1990s — Correspondence courses on coaching offered with online components coming into the fold with the advent of the Internet.

2003 — Coaching, physical education, athletic training and sport administration become part of new School of Sport and Exercise Science.

2011 — Online master’s degree program in sports coaching begins.

Sources: UNC Archival material, interviews with Carolyn Cody and George Sage


History of Coaching Curriculum at UNC

George Sage (BA-55, MA-57) not only led Bears basketball teams to the NCAA tournament three times over seven years as head coach, the professor emeritus also presided in the classroom, drawing on some of the lessons he learned from his mentor and friend — legendary UCLA coach John Wooden.

Sage says the same arrangement held true for other head coaches of the era, including Pete Butler (baseball) and John W. Hancock (wrestling) — the names that adorn UNC’s Division I sports pavilion.

Student-athletes at the time, such as Don Meyer (BA-67, MA-68) and Ron Vlasin (BA-66) — teammates and pupils of Sage — went on to record-setting coaching careers themselves.

“The thought at the time was that there are people coming here who didn’t want to major in P.E., but who wanted to be teachers, and they wanted to coach,” Sage says on the reason the coaching minor was introduced during his tenure.

For as long as anyone can remember, UNC has offered resources to prepare coaches for the rigors of the job.

Carolyn Cody (MA-67), professor emerita of Physical Education and, like Sage, a member of UNC’s Athletic Hall of Fame, traveled the country as part of a national “train-the-trainers” coaching program in the 1980s.

Cody says the model addressed a demand for more credentialed coaches stemming in part from the adoption of Title IX.

UNC began offering correspondence courses in the 1990s that evolved with the advent of the Internet, recalls Cody, who retired in 1998 as assistant vice president for Academic Affairs.

“You can’t be a good coach without being a good teacher,” says Cody, who also served as Bears gymnastics coach from 1967 to 1981 and whose 1974 team finished 13th in the nation. “Good teaching is fundamental.”

List of some UNC graduates who went on to successful coaching careers:

  • Tom Runnells — Bench coach for the Colorado Rockies who managed the Montreal Expos.
  • Mike Anderson — Head baseball coach at the University of Nebraska from 2003-11. He went to the College World Series in 2005.
  • Don Meyer — His 923-324 record in 38 years at Hamline (1973-75), Lipscomb (1976-99) and Northern State (2000-2010) is second only to Duke’s Mike Krzyzewski.
  • Duane Banks — Head baseball coach at Iowa from 1970 through 1997 and all-time winningest coach at Iowa.

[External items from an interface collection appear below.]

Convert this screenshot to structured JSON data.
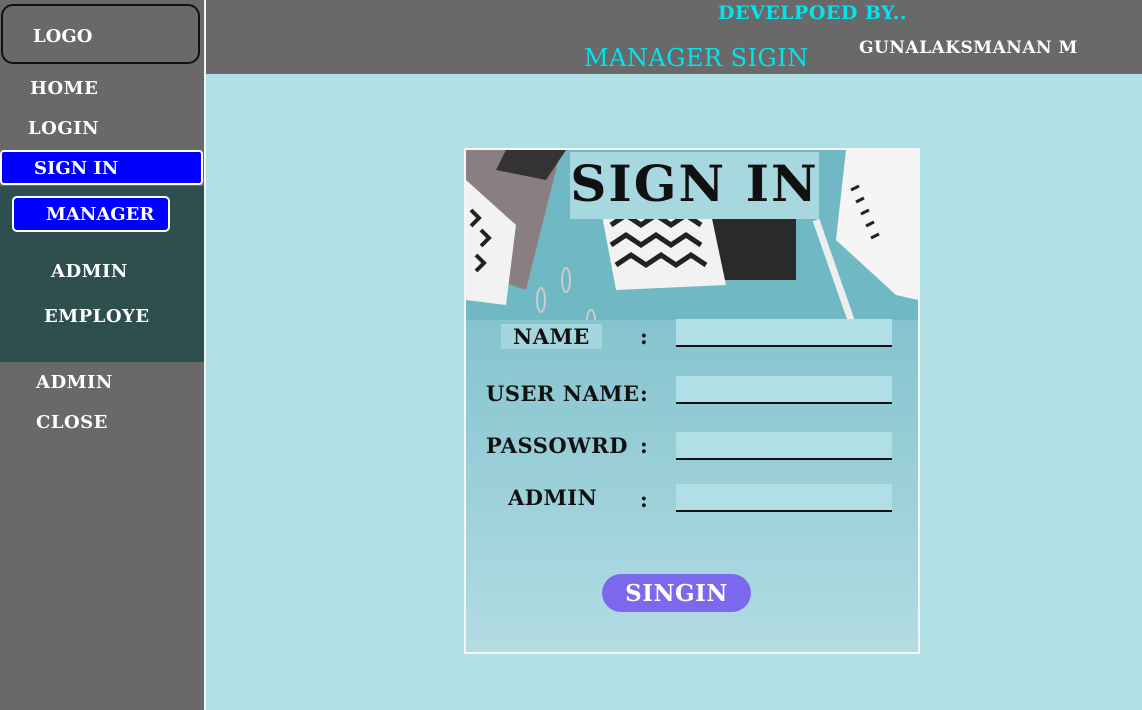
{
  "sidebar": {
    "logo": "LOGO",
    "items": [
      {
        "label": "HOME"
      },
      {
        "label": "LOGIN"
      },
      {
        "label": "SIGN IN"
      }
    ],
    "submenu": [
      {
        "label": "MANAGER"
      },
      {
        "label": "ADMIN"
      },
      {
        "label": "EMPLOYE"
      }
    ],
    "bottom": [
      {
        "label": "ADMIN"
      },
      {
        "label": "CLOSE"
      }
    ]
  },
  "header": {
    "developed_by": "DEVELPOED BY..",
    "developer": "GUNALAKSMANAN M",
    "page_title": "MANAGER SIGIN"
  },
  "form": {
    "title": "SIGN IN",
    "fields": [
      {
        "label": "NAME",
        "value": ""
      },
      {
        "label": "USER NAME",
        "value": ""
      },
      {
        "label": "PASSOWRD",
        "value": ""
      },
      {
        "label": "ADMIN",
        "value": ""
      }
    ],
    "colon": ":",
    "submit": "SINGIN"
  },
  "colors": {
    "background": "#b0dfe5",
    "panel": "#696969",
    "active": "#0000ff",
    "submenu": "#2f4f4f",
    "accent_cyan": "#00e5ee",
    "button": "#7b68ee"
  }
}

Iowa’s field is named after him.
  • Ruth Nelson — A five-sport athlete at UNC who went on to coach volleyball at George Williams, Houston, LSU and Iowa and was an assistant coach on the Olympic Team.
  • Jerry Krause — Director of Operations for Gonzaga men’s basketball team. Considered the most widely published coach in basketball history with more than 30 books.
  • Greg Riddoch — Manager of the San Diego Padres from 1990-92.
  • Ron Vlasin — UNC women’s basketball coach from 2001-06, won nine state high school basketball championships, more than any other coach in Colorado history.

Coaching Tips
As told to Dan England by coaches interviewed for this story

Get to know your players — Many in this story seem to think the old-school, my-wayor- the-highway approach isn’t as effective with the modern player. Once you know what makes your players tick, you’ll know whether they need to be yelled at or taken aside and asked how they were doing.

Nothing beats learning from other coaches — The classes, such as those at UNC, are important, but watching other coaches is just as big.

Develop your own coaching philosophy — Extra instruction and classes can help you do this. It’s harder than you think.

Never leave players until they understand the lesson — This may mean spending extra time after practice.

The Xs and Os are a small part of coaching — Learning how to motivate, teach and lead are far more important than learning the Xs and Os of a particular sport. That’s why most successful coaches would be successful at coaching most sports.


More on UNC’s online coaching degree and other Sport and Exercise Science programs at: